Texas Water Science Center
In the field
Gathering data after Hurricane Harvey
Water information is gathered by the Texas Water Science Center to minimize the loss of life and property from natural disasters, to contribute to the conservation and sound economic and physical development of the Nation's natural resources, and to enhance the quality of life by monitoring water, biological, energy, and mineral resources.
Digital borehole geophysical logs and related data files are now easily accessible through GeoLog Locator a new web-based, map view and retrieval tool developed by the U.S. Geological Survey.

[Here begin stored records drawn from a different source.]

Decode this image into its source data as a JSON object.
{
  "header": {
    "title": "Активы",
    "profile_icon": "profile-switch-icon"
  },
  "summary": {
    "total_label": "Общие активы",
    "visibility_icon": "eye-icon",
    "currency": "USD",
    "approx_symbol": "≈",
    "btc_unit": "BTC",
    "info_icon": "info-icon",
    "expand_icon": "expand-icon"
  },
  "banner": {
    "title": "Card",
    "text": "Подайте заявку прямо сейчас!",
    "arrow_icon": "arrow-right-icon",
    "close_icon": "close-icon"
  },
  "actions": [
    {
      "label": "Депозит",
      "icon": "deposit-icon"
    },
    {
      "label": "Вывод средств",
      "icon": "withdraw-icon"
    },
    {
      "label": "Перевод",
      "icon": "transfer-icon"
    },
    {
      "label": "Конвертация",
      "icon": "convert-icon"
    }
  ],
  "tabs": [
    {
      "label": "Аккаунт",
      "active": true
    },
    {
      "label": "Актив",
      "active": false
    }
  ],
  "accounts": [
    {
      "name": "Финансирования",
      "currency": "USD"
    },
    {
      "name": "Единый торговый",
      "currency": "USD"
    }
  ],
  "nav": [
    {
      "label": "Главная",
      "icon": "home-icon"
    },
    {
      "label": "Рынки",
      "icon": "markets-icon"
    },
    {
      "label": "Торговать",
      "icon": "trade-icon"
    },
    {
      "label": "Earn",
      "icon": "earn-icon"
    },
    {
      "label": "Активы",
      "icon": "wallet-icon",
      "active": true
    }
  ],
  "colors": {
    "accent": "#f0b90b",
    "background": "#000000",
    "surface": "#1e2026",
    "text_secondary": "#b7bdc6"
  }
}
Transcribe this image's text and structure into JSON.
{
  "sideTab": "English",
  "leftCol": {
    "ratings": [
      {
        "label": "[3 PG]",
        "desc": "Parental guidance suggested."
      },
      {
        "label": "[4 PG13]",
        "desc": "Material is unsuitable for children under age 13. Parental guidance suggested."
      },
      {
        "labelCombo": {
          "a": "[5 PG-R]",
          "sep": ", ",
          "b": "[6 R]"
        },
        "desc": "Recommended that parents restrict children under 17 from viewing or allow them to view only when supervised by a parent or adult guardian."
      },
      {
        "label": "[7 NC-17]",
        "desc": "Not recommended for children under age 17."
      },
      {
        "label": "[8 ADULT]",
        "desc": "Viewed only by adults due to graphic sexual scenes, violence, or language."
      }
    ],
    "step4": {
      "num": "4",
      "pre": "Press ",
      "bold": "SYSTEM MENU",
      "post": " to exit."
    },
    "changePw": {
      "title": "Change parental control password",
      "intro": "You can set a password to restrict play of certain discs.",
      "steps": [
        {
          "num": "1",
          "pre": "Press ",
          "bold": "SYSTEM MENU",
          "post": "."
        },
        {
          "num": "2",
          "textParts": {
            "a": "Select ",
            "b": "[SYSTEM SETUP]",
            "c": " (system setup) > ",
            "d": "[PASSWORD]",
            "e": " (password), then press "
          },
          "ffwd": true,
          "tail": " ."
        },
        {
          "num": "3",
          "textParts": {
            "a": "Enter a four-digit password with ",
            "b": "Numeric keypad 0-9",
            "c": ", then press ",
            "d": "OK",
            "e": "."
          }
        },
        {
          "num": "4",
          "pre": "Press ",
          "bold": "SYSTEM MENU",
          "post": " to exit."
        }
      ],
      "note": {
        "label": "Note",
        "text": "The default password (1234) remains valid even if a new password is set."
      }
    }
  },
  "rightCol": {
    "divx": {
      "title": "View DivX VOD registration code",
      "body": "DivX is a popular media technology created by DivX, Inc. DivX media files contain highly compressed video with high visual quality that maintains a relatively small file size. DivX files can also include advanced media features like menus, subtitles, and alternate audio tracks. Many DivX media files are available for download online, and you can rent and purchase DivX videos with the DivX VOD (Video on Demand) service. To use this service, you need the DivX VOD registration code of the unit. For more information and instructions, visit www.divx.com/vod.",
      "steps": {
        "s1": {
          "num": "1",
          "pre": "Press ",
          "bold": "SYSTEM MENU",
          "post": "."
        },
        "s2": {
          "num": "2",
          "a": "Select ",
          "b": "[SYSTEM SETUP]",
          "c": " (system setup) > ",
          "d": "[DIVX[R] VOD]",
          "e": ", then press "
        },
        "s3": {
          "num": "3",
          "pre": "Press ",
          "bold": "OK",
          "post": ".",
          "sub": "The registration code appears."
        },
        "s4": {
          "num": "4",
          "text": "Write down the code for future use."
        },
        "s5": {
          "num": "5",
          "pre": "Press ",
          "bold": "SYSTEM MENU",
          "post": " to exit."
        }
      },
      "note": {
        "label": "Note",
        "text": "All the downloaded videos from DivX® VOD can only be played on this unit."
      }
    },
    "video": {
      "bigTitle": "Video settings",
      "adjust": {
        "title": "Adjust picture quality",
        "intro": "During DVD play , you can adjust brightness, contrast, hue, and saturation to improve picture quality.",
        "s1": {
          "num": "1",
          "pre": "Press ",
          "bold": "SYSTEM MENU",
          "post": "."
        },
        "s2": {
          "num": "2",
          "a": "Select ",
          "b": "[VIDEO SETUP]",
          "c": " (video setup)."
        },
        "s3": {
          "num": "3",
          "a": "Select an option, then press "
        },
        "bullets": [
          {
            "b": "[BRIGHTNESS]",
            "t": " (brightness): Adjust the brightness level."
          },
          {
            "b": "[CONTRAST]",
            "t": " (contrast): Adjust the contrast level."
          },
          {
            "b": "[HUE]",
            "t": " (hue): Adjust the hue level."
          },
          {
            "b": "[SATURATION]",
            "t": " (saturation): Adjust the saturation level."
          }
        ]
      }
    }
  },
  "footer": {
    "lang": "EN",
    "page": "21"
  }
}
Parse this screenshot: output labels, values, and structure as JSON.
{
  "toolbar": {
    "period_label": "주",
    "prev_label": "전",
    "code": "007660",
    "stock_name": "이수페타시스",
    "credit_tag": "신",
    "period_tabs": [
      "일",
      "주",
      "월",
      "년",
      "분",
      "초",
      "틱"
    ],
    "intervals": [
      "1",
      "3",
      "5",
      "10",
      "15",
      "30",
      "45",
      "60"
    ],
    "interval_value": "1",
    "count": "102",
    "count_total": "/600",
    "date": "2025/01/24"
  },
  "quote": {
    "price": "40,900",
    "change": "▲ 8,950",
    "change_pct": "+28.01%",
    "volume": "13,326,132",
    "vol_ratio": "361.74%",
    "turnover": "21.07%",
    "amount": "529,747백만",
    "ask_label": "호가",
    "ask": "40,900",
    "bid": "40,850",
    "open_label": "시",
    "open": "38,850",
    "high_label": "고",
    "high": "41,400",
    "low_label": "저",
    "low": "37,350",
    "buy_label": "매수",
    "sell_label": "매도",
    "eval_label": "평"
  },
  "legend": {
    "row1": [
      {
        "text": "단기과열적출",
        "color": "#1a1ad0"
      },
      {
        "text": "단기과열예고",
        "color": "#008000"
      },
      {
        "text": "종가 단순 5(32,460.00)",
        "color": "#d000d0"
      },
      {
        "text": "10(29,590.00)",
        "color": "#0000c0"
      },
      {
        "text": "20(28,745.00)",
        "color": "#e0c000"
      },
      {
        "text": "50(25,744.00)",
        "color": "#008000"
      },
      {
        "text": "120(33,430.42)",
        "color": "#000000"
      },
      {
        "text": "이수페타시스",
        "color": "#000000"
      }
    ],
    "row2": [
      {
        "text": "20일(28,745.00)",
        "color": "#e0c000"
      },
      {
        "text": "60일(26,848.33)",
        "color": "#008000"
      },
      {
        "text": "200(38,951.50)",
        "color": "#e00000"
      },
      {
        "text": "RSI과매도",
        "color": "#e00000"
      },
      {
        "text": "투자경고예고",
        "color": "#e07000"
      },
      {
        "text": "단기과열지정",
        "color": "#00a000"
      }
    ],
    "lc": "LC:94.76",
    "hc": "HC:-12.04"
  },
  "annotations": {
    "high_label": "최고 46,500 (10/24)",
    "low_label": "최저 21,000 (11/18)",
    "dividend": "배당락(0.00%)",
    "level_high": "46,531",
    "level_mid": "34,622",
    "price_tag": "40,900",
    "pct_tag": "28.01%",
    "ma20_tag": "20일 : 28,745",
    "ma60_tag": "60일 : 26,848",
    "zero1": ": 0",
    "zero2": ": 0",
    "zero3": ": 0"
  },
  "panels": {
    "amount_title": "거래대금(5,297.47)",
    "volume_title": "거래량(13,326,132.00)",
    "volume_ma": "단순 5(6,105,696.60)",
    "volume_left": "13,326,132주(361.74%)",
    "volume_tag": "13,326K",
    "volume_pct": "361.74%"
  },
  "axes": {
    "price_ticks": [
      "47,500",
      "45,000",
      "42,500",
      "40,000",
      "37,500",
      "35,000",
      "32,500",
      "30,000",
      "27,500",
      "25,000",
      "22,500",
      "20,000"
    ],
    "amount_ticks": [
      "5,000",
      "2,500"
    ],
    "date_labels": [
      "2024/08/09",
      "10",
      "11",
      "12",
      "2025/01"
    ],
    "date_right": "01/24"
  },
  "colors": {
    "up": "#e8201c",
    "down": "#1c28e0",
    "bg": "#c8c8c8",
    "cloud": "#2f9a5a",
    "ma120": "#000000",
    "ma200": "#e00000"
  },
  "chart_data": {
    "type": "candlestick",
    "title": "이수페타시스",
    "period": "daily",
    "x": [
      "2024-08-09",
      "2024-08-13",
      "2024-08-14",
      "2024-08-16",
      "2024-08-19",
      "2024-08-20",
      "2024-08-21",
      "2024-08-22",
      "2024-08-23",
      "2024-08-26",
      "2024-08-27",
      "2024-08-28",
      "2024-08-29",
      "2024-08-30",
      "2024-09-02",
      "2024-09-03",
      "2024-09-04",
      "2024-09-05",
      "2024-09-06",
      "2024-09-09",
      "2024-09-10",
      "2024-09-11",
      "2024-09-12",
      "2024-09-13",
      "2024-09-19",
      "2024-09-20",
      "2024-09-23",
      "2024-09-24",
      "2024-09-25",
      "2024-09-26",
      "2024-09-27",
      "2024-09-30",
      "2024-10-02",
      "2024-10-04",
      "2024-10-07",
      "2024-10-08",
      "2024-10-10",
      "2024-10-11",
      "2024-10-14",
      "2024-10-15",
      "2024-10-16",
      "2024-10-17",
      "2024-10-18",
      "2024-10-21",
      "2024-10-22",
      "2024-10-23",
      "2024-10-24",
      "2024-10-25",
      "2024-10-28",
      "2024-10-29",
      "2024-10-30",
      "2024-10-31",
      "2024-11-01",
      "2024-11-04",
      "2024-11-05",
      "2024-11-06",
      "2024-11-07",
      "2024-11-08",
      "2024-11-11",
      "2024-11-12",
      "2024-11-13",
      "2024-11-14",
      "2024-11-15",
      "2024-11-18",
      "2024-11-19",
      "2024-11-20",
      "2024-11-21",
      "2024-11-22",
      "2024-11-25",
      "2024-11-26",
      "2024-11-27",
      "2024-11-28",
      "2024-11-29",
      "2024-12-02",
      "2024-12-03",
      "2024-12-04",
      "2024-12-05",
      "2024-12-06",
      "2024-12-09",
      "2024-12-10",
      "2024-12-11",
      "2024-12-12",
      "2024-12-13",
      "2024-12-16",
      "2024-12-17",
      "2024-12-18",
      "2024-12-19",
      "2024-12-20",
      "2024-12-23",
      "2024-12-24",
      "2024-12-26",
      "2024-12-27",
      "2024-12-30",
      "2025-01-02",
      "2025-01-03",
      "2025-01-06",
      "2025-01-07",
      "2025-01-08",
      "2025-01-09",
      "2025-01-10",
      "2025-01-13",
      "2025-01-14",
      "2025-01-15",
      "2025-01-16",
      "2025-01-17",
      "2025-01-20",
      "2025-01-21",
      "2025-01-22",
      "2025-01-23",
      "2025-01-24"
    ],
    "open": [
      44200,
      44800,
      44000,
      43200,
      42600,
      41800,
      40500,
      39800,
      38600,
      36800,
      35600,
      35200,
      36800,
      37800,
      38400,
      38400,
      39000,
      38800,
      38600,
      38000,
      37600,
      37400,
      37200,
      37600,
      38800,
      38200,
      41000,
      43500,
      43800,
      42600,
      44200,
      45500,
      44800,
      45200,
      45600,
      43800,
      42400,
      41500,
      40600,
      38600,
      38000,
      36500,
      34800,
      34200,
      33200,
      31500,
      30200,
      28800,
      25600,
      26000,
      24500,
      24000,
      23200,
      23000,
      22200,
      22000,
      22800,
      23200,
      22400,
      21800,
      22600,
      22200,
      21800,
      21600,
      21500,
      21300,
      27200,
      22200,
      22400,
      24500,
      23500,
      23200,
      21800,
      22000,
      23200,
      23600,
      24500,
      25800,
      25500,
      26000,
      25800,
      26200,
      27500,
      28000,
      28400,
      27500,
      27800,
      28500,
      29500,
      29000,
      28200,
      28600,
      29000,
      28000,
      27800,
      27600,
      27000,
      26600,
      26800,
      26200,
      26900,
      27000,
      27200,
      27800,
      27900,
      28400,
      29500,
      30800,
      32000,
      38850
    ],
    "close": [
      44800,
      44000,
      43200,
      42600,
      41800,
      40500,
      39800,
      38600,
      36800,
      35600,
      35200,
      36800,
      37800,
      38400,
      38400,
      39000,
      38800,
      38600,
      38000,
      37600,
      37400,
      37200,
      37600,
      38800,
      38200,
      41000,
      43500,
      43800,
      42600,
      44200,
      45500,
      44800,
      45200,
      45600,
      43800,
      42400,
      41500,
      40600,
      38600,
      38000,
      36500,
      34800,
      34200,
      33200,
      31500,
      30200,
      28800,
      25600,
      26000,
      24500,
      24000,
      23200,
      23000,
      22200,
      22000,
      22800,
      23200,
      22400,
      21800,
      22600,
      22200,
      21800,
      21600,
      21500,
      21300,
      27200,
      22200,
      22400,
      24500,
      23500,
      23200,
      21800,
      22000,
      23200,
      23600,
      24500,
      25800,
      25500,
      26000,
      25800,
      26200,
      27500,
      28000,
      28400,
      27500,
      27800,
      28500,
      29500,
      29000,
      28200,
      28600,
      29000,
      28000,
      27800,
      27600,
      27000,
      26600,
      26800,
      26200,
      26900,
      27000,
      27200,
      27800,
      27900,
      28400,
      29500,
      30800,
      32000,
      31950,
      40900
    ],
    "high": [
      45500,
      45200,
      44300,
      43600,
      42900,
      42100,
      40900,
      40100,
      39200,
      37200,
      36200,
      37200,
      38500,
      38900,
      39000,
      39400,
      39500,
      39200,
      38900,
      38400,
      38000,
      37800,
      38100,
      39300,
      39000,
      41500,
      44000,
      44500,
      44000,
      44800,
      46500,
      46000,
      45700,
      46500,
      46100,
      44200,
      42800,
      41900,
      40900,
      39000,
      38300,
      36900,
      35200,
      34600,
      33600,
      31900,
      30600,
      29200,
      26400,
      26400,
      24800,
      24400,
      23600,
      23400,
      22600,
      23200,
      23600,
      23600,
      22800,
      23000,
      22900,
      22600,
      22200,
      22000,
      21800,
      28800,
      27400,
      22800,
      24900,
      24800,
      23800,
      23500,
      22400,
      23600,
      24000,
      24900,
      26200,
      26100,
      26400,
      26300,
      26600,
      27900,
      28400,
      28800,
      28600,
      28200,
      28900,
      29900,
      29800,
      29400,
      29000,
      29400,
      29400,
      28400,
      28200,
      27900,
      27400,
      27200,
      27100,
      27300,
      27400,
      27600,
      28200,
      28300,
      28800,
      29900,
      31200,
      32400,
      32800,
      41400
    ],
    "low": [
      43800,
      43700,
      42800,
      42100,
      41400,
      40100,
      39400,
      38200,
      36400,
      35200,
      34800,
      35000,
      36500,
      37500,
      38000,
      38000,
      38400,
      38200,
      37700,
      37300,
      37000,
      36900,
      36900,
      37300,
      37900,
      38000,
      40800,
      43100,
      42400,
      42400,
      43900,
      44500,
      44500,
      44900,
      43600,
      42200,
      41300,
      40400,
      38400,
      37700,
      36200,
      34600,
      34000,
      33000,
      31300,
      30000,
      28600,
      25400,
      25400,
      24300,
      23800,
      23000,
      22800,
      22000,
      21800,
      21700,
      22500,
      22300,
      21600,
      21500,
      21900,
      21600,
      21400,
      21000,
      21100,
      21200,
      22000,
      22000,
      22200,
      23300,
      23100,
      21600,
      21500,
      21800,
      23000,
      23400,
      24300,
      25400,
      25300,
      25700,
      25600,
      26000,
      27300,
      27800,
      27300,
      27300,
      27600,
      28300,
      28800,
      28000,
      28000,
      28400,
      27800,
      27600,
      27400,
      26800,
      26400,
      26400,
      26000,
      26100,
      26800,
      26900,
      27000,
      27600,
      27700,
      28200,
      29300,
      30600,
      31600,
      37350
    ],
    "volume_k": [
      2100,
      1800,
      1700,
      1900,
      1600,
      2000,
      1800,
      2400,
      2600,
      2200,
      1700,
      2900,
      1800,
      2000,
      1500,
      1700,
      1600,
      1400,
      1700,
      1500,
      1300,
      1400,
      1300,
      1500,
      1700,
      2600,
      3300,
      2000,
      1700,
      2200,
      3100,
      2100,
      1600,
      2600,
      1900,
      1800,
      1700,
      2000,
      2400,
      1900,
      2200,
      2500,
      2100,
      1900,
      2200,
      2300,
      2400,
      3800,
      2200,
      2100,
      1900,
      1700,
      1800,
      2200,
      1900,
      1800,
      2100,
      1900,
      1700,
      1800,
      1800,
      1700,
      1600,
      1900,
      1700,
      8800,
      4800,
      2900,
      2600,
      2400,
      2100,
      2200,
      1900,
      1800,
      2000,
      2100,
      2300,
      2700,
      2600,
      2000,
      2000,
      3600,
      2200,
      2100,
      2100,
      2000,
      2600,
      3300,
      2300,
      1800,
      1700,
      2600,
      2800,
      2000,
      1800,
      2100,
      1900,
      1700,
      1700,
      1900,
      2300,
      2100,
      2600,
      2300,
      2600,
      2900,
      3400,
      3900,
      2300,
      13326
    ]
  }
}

Editor’s note: this news release will be updated online with more information on the streamgage records being set in Texas as it becomes available.
Rivers and streams reached record levels as a result of Hurricane Harvey’s rainfall, with about 40 U.S. Geological Survey streamgages measuring record peaks.
As Harvey’s record breaking rainfall and catastrophic flood waters recede in Texas and western Louisiana, U.S. Geological Survey teams are collecting high water marks, monitoring water levels and coastal change, retrieving storm tide sensors and collecting samples for water quality analysis.
Characterizing the subsurface geology in and around the U.S. Army Camp Stanley Storage Activity, south-central Texas
Several U.S. Geological Survey projects, supported by the National Cooperative Geologic Mapping Program, have used multi-disciplinary approaches over a 14-year period to reveal the surface and subsurface geologic frameworks of the Edwards and Trinity aquifers of central Texas and the Arbuckle-Simpson aquifer of south-central Oklahoma. Some of the...Blome, Charles D.; Clark, Allan K.
Water quality, sources of nitrate, and chemical loadings in the Geronimo Creek and Plum Creek watersheds, south-central Texas, April 2015–March 2016
Located in south-central Texas, the Geronimo Creek and Plum Creek watersheds have long been characterized by elevated nitrate concentrations. From April 2015 through March 2016, an assessment was done by the U.S. Geological Survey, in cooperation with the Guadalupe-Blanco River Authority and the Texas State Soil and Water Conservation Board, to...Lambert, Rebecca B.; Opsahl, Stephen P.; Musgrove, MaryLynn
Forecast first: An argument for groundwater modeling in reverse
Numerical groundwater models are important compo-nents of groundwater analyses that are used for makingcritical decisions related to the management of ground-water resources. In this support role, models are oftenconstructed to serve a speciﬁc purpose that is to provideinsights, through simulation, related to a speciﬁc func-tion of a complex...White, Jeremy